For someone moving from an inpatient or residential treatment to an intensive outpatient program (IOP), there are a lot of changes to look forward to. Getting back to living at one’s own residence or with their family is a big deal, and being able to create their own schedules is a new taste of freedom. After successfully completing the detox and inpatient phases of recovery, it can be tempting to think that someone is just on the verge of being “cured.” However, attending an IOP isn’t an invitation to rush recovery. This phase is in place because there are going to be new challenges ahead. Taking the time in recovery and regularly attending an IOP is paramount in preventing relapse and creating a lasting recovery.
Take the IOPs Just as Seriously
There’s a reason that the IOP is a common step in the recovery process. The newfound freedoms granted during an IOP are like a boon – a reward for substantial progress and a motivational tool to keep going. But the IOP is in place to be much more than just a safety net as the reintegration process takes place. They are scheduled in a way to be available alongside daily life and often offer both day and night sessions, depending on what is most beneficial for the individual. They are also in place to begin experimenting with life skills instilled in a practical way.
While the safety net is important, they are a place to discuss what in the reintegration process is working and what isn’t, what may need some adjustment, and how others are coping with similar problems. Then they can meet a couple of days later and update the group on how it turned out, while continuing to practice the social interaction and community side of recovery. An IOP is just as necessary and serious of a step as the ones that came before it.
The Role That an IOP Plays in Recovery
Taking an IOP seriously involves understanding the role that it plays as a whole. IOPs deal with the transitional phase between residential care and reintegration. When moving out into the real world, it will be time to put into practice everything that was learned while going through the detox and inpatient phases of recovery. Some strategies may be more impactful than others, and things may have to be adjusted. However, the largest change will be interacting with the world at large.

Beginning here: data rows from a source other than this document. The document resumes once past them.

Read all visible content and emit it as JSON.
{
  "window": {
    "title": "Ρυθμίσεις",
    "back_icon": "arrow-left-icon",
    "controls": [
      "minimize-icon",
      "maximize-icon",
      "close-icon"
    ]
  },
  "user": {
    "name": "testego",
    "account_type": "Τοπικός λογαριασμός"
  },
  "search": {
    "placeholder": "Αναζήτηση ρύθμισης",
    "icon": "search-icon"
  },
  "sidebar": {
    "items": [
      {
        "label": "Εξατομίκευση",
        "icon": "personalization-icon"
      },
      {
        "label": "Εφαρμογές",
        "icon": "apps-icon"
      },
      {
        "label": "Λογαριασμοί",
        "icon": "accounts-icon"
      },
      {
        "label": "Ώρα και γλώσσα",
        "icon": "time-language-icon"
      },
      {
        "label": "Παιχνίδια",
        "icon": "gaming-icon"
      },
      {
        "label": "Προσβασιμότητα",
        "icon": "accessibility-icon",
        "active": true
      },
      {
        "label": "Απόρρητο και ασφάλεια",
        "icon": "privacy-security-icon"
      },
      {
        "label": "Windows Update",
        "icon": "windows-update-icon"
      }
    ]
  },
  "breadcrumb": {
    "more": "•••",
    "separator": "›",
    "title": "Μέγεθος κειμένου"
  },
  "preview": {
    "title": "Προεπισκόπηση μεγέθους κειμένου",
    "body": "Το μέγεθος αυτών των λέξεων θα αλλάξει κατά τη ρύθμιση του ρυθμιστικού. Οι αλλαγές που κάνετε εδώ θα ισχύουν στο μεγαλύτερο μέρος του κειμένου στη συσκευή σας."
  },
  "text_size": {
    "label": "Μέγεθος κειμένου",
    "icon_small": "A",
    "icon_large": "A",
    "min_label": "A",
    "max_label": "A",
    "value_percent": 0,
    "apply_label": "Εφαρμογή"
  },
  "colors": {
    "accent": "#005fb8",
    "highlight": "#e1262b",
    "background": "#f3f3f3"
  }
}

Triggers will be more plentiful, and people will have to rely on their own voices to avoid high-risk scenarios. IOPs are in place so that someone doesn’t feel like they have to last on their own all the time. Instead, there are multiple weekly meetings and an established community and support system of people who understand because they are experiencing the trials of reintegration at the same time.
Stick With It
It is important to see IOPs through for as long as possible, even when things tend to be going well. That is because triggers can be anything, anywhere, and anytime. For instance, just because things are progressing well on the personal and professional fronts during summer doesn’t mean that winter triggers like the holidays will be just as easy to deal with. The real world involves constant change. Having a steady group and schedule to fall back on during unsure times can be the difference between continuing sobriety and an unfortunate relapse.
Time Changes All
Addiction isn’t something that develops overnight. It can take months or years to develop misuse or dangerous use as a coping mechanism. Just as it takes time for an addiction to develop, it also takes time to rewire one’s brain to progress with the absence of drugs and alcohol. It is a difficult thing to draw new lines and connections between all the facets of someone’s life. Having the support there and ready to help when difficult times present themselves is extremely important.
Rushing success often leads down the opposite path. When times are tough, it is important to use the IOP to one’s advantage – including the therapeutic and social outlets therein. When times are good, share and revel in them, and let the group experience that success at the same time. It could be influential for everyone in attendance as they are given new motivations and ideas on how their lives will shape up. Either way, it is important to continue attending the program seriously. Triggers can come at any time, and the newfound freedoms are something to be treasured and kept. Continuing with a program decreases the chance of a relapse, but exiting early under a premature conception of being “cured” from the affliction can lead back down a disastrous path.
If you or a loved one are struggling with addiction, Lighthouse Recovery is here to help. Creating our own modern take on sober living and intensive outpatient programs, Lighthouse understands the importance of each step of the recovery process and works to instill the necessary coping and life skills for a promising future of sobriety. It’s never too late to seek help. Lighthouse champions the individuality of each person who comes and shares in their experiences, creating a path for them to achieve their own goals in life.